* _Task description_:
Could you copy every entry exactly, with nothing changed?

* _Records for this exercise_:
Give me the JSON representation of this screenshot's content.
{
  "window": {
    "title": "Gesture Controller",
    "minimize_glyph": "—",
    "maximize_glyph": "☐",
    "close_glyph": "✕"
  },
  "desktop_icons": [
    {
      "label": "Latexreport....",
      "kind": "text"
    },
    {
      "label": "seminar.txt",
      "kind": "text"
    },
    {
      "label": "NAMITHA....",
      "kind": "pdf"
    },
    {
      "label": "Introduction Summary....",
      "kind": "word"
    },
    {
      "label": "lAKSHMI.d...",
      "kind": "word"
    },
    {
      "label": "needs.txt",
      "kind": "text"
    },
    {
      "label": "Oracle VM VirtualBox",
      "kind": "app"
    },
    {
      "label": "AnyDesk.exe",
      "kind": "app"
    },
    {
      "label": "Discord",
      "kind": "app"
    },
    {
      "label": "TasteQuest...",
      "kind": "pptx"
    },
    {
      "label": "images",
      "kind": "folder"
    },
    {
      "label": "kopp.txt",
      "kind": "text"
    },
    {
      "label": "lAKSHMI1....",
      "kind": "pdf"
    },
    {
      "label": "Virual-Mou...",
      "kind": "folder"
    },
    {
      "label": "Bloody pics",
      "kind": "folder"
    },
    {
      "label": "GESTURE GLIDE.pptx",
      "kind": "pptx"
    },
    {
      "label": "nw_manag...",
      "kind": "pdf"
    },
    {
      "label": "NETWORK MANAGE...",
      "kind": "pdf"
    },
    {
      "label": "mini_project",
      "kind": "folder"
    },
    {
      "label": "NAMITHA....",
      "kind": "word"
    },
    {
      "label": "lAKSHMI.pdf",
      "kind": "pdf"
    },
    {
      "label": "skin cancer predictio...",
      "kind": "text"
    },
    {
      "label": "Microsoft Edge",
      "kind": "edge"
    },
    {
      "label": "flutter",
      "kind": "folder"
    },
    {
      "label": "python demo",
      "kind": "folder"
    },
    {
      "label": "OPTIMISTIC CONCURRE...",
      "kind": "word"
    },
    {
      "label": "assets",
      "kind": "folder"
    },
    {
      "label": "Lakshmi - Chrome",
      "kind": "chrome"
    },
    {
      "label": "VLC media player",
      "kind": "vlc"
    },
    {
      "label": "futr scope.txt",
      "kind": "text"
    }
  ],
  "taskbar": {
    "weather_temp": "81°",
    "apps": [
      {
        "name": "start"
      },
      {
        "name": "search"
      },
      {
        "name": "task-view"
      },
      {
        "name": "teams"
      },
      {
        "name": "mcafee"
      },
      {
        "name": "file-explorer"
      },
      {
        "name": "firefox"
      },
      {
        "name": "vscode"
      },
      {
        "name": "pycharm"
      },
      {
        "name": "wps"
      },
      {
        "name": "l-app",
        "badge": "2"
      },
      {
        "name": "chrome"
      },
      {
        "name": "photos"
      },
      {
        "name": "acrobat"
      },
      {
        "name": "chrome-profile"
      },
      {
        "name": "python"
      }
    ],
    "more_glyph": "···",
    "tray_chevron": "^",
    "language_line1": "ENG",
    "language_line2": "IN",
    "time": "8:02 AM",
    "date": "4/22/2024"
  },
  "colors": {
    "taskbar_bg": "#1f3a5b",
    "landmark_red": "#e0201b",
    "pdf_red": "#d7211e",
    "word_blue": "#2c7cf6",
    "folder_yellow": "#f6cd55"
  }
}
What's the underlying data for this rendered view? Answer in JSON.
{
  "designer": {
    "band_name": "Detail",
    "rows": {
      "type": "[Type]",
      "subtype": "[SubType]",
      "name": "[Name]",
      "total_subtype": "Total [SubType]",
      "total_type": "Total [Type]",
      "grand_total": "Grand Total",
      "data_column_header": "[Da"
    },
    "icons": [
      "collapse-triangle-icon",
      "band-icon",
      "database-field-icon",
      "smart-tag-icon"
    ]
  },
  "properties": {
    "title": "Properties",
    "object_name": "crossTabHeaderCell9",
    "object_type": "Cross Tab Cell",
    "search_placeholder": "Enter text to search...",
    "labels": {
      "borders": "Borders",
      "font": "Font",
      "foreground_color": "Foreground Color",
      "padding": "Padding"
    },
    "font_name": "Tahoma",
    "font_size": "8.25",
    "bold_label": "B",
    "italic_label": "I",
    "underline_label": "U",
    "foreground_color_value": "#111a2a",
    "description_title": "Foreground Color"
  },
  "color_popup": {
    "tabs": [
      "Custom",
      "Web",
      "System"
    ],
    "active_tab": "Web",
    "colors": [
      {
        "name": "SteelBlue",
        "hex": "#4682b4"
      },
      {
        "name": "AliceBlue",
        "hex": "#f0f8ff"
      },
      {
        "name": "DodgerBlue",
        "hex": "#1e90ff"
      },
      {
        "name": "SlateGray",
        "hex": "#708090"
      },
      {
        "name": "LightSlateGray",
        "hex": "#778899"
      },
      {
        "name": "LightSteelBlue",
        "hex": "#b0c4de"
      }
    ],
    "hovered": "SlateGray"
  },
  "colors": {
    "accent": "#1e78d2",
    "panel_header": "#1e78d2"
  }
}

* _Exercise solution_:
Give me the JSON representation of this screenshot's content.
{
  "window": {
    "title": "Gesture Controller",
    "minimize_glyph": "—",
    "maximize_glyph": "☐",
    "close_glyph": "✕"
  },
  "desktop_icons": [
    {
      "label": "Latexreport....",
      "kind": "text"
    },
    {
      "label": "seminar.txt",
      "kind": "text"
    },
    {
      "label": "NAMITHA....",
      "kind": "pdf"
    },
    {
      "label": "Introduction Summary....",
      "kind": "word"
    },
    {
      "label": "lAKSHMI.d...",
      "kind": "word"
    },
    {
      "label": "needs.txt",
      "kind": "text"
    },
    {
      "label": "Oracle VM VirtualBox",
      "kind": "app"
    },
    {
      "label": "AnyDesk.exe",
      "kind": "app"
    },
    {
      "label": "Discord",
      "kind": "app"
    },
    {
      "label": "TasteQuest...",
      "kind": "pptx"
    },
    {
      "label": "images",
      "kind": "folder"
    },
    {
      "label": "kopp.txt",
      "kind": "text"
    },
    {
      "label": "lAKSHMI1....",
      "kind": "pdf"
    },
    {
      "label": "Virual-Mou...",
      "kind": "folder"
    },
    {
      "label": "Bloody pics",
      "kind": "folder"
    },
    {
      "label": "GESTURE GLIDE.pptx",
      "kind": "pptx"
    },
    {
      "label": "nw_manag...",
      "kind": "pdf"
    },
    {
      "label": "NETWORK MANAGE...",
      "kind": "pdf"
    },
    {
      "label": "mini_project",
      "kind": "folder"
    },
    {
      "label": "NAMITHA....",
      "kind": "word"
    },
    {
      "label": "lAKSHMI.pdf",
      "kind": "pdf"
    },
    {
      "label": "skin cancer predictio...",
      "kind": "text"
    },
    {
      "label": "Microsoft Edge",
      "kind": "edge"
    },
    {
      "label": "flutter",
      "kind": "folder"
    },
    {
      "label": "python demo",
      "kind": "folder"
    },
    {
      "label": "OPTIMISTIC CONCURRE...",
      "kind": "word"
    },
    {
      "label": "assets",
      "kind": "folder"
    },
    {
      "label": "Lakshmi - Chrome",
      "kind": "chrome"
    },
    {
      "label": "VLC media player",
      "kind": "vlc"
    },
    {
      "label": "futr scope.txt",
      "kind": "text"
    }
  ],
  "taskbar": {
    "weather_temp": "81°",
    "apps": [
      {
        "name": "start"
      },
      {
        "name": "search"
      },
      {
        "name": "task-view"
      },
      {
        "name": "teams"
      },
      {
        "name": "mcafee"
      },
      {
        "name": "file-explorer"
      },
      {
        "name": "firefox"
      },
      {
        "name": "vscode"
      },
      {
        "name": "pycharm"
      },
      {
        "name": "wps"
      },
      {
        "name": "l-app",
        "badge": "2"
      },
      {
        "name": "chrome"
      },
      {
        "name": "photos"
      },
      {
        "name": "acrobat"
      },
      {
        "name": "chrome-profile"
      },
      {
        "name": "python"
      }
    ],
    "more_glyph": "···",
    "tray_chevron": "^",
    "language_line1": "ENG",
    "language_line2": "IN",
    "time": "8:02 AM",
    "date": "4/22/2024"
  },
  "colors": {
    "taskbar_bg": "#1f3a5b",
    "landmark_red": "#e0201b",
    "pdf_red": "#d7211e",
    "word_blue": "#2c7cf6",
    "folder_yellow": "#f6cd55"
  }
}
What's the underlying data for this rendered view? Answer in JSON.
{
  "designer": {
    "band_name": "Detail",
    "rows": {
      "type": "[Type]",
      "subtype": "[SubType]",
      "name": "[Name]",
      "total_subtype": "Total [SubType]",
      "total_type": "Total [Type]",
      "grand_total": "Grand Total",
      "data_column_header": "[Da"
    },
    "icons": [
      "collapse-triangle-icon",
      "band-icon",
      "database-field-icon",
      "smart-tag-icon"
    ]
  },
  "properties": {
    "title": "Properties",
    "object_name": "crossTabHeaderCell9",
    "object_type": "Cross Tab Cell",
    "search_placeholder": "Enter text to search...",
    "labels": {
      "borders": "Borders",
      "font": "Font",
      "foreground_color": "Foreground Color",
      "padding": "Padding"
    },
    "font_name": "Tahoma",
    "font_size": "8.25",
    "bold_label": "B",
    "italic_label": "I",
    "underline_label": "U",
    "foreground_color_value": "#111a2a",
    "description_title": "Foreground Color"
  },
  "color_popup": {
    "tabs": [
      "Custom",
      "Web",
      "System"
    ],
    "active_tab": "Web",
    "colors": [
      {
        "name": "SteelBlue",
        "hex": "#4682b4"
      },
      {
        "name": "AliceBlue",
        "hex": "#f0f8ff"
      },
      {
        "name": "DodgerBlue",
        "hex": "#1e90ff"
      },
      {
        "name": "SlateGray",
        "hex": "#708090"
      },
      {
        "name": "LightSlateGray",
        "hex": "#778899"
      },
      {
        "name": "LightSteelBlue",
        "hex": "#b0c4de"
      }
    ],
    "hovered": "SlateGray"
  },
  "colors": {
    "accent": "#1e78d2",
    "panel_header": "#1e78d2"
  }
}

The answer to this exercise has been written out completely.